Friday, May 28, 2010
Two households, both alike in dignity,
In fair Verona, where we lay our scene,
From ancient grudge break to new mutiny,
Where civil blood makes civil hands unclean.
From forth the fatal loins of these two foes
A pair of star-cross'd lovers take their life;
Whose misadventured piteous overthrows
Do with their death bury their parents' strife.
The fearful passage of their death-mark'd love,
And the continuance of their parents' rage,
Which, but their children's end, nought could remove,
Is now the two hours' traffic of our stage;
The which if you with patient ears attend,
What here shall miss, our toil shall strive to mend.
If you don’t know what play the previous words are from I’m fairly certain you are illiterate or at least culturally obtuse. Romeo and Juliet by William Shakespeare, a title that sparks a twinkle in the eyes of Shakespeare lovers, a grimace from high school students, and a sigh from young romantics. The one play that just about everyone has to read in school and had been made into more movies than ever necessary. And I hate it.
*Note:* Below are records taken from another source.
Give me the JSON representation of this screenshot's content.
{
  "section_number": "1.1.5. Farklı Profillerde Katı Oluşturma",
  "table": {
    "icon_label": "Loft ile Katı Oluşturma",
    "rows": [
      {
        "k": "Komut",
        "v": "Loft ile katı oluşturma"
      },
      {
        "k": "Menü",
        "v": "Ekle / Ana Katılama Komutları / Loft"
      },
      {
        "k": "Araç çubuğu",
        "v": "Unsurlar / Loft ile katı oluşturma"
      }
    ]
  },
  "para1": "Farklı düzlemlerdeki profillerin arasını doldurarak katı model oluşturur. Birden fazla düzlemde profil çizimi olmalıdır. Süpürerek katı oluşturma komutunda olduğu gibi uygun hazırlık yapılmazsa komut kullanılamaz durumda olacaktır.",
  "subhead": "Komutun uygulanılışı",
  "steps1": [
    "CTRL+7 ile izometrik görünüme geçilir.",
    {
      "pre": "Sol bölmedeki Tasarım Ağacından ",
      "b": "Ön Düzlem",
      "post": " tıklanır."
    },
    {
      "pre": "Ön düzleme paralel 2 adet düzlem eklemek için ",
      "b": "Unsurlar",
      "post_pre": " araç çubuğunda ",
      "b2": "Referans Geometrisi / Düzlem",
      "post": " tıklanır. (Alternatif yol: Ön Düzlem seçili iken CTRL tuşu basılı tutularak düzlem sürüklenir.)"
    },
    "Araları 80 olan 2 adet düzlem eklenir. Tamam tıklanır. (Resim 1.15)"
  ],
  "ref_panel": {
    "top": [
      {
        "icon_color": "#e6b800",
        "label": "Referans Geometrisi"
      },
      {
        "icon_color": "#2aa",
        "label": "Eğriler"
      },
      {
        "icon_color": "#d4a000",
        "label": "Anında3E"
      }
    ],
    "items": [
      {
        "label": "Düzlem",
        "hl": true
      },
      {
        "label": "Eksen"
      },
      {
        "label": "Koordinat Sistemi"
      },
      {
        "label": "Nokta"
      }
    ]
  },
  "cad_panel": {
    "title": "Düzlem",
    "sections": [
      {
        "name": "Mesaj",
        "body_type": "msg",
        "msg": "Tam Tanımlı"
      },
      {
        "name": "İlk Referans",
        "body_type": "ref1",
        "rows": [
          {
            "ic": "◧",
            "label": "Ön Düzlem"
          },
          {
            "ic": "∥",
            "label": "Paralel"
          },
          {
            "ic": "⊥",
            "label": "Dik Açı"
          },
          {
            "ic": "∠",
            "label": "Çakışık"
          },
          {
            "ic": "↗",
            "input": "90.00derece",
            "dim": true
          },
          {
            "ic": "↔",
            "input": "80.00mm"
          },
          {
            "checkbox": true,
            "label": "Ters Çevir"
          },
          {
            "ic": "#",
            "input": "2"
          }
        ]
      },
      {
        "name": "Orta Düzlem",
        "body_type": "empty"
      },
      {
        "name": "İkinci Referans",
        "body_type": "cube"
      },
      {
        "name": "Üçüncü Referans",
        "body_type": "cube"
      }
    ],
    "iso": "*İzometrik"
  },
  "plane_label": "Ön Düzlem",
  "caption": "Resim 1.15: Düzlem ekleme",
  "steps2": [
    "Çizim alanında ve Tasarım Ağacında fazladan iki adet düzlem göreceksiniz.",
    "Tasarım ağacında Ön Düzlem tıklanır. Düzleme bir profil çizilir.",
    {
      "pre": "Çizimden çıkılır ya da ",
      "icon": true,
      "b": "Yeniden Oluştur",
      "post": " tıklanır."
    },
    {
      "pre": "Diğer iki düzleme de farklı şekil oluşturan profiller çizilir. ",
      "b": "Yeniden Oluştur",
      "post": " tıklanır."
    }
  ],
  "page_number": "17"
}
Yes, I’ve read it. Yes, I’ve seen the movies (all of them, even Romeo Must Die, but purely out of boredom). I’ve even performed scenes from it. Still loathe it. I’m sorry, I always though the two main characters were idiotic children and their co-conspirators inept messengers and friends who ultimately lead the dynamically woeful duo to their early and overdramatic demise. I’m not sorry. I love most Shakespeare. I can quote lines from A Midsummer Night’s Dream, Taming of the Shrew, Henry IV, King Lear, and my personal favorite Titus Andronicus (of which I have full passages memorized), but every time I flip through my copy of The Complete Works of Shakespeare and see this epitome of star-crossed love, I cringe and then roll my eyes. Hey, I have the same reaction when I come across James Cameron’s Titanic on cable. Don’t judge me, most of you do the same thing.
So, Juliet by Anne Fortier; it clearly has ties to one of my least favorite plays, yet I read it, loved it, and passed it on. Who What Where When Why How could I enjoy such a book?
Juliet is the story of Julie Jacobs, a young woman who is drawn into the mysterious world of Siena, Italy and into the very real world of Shakespeare’s warring families. Yes, the actual tale of Romeo and Juliet, or as this novel poses it Romeo and Giulietta, who lived and died in medieval Siena (not Verona) and were the unfortunate pawns of power-hungry families. Their story, however did not end with their demise, but with a curse, one that was fated too affect their ancestors for ages to come. As Julie is drawn to the story of Giulietta (an ancestor) and to her own dangerous and perhaps treacherous Romeo, her life begins to mirror the tragedy and mystery of her namesake.
This was a fast-paced, intriguing story, which brought to mind other fabulous tales that intertwined two time periods and stories to make for one excellent novel, namely Diane Setterfield's The Thirteenth Tale, Katherine Neville’s The Eight, and Kate Mosse’s Labyrinth. I liked the complexity of the characters and the wonderful historical research that Fortier put into her story. The plot was clever, the characters usually managing to rise above the idiocy*of Shakespeare’s lovebirds. This was a good read. I finished it in a day and almost wanted to reread Romeo and Juliet. I’m sure many will after finishing this delightful and engaging new book. I was happy to pass a copy on to friends (I had two, my copy will stay on my bookshelf as it is definitely one I will reread) and am looking forward to its release, when other readers will be introduced to this wonderful new novel.
By Anne Fortier
Release Date: August 24, 2010
* Please note, I’m not saying Shakespeare’s writing produced idiots, I’m saying his writing was so good that I truly felt like I was reading about two spoiled teenagers and I just don’t care for the plot.